Women at Westview reach out
St. Catharines, Ont.
Westview Christian Fellowship entered a whole new arena of ministry when they purchased a building in downtown St. Catharines, Ont. Three years ago, the church acquired an old church structure on Queenston Street, an area where it’s common to see people who are homeless and women working the streets late at night – many because they’re addicted to drugs or alcohol.
Erika Klassen, recently appointed pastor after working for 18 years as Westview’s receptionist and secretary, said she and Westview’s lead pastor, Vic Ratzlaff, prayed for guidance, asking questions such as “Why has God put us at this particular location? How does he want to use us to serve this community?”
To discover that purpose, they regularly walked around the neighbourhood for the first two years, visiting with staff at other churches, storekeepers, neighbours, and people along the street.
Not wanting to duplicate programs already in place, they inquired about what other community groups were doing. “We are a small church with a small building,” said Klassen. “Yet we knew there was something big for us to do.”
One day, at an outreach event in a neighbouring church, Klassen had a conversation with a woman looking through used clothing on the racks. While they talked and browsed, comfortably sharing the moment, the thought went through her head: “Here we are together, just two women, a church worker and a street worker.”
“This is it. We can do this,” she realized.
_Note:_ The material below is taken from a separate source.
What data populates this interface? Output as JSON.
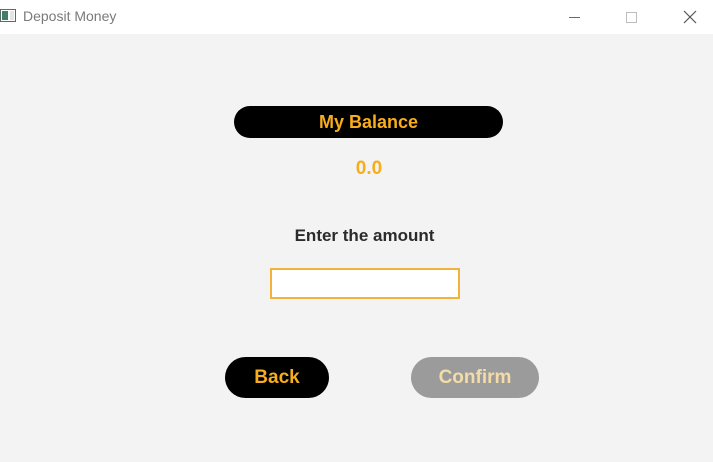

“It” became a program called “Women4Women” (W4W) – a drop-in held every Thursday from 10 a.m. until 1 p.m., September through June. Some 50 women now attend the meetings started November 1, 2007.
The women hear about the program by word of mouth, and through Klassen and volunteers who walk the area after 10 p.m. on Thursday evenings to hand out hygiene packs containing soup, toothpaste and brush, underwear, socks, and candy.
At a typical drop-in, some women sit in pairs or small groups having coffee and snacks, catching up on news. Others search the racks of women’s clothes or have their hair and nails done at the “Angel Hair Salon” by a volunteer who comes every week.
“It’s a great way to meet friends,” one woman said when asked why she was involved in the group. “There’s no strings attached. You don’t have to give your name if you don’t want to and no one preaches. They just seem to care.” Several others nodded in agreement.
W4W volunteers strive to give unconditionally, taking time to gain the trust of women who are experiencing hard times in order to build lasting relationships.
When and how the women meet Christ is up to God, said Klassen. “Slowly but surely our church building is becoming a safe place for the women in our community.”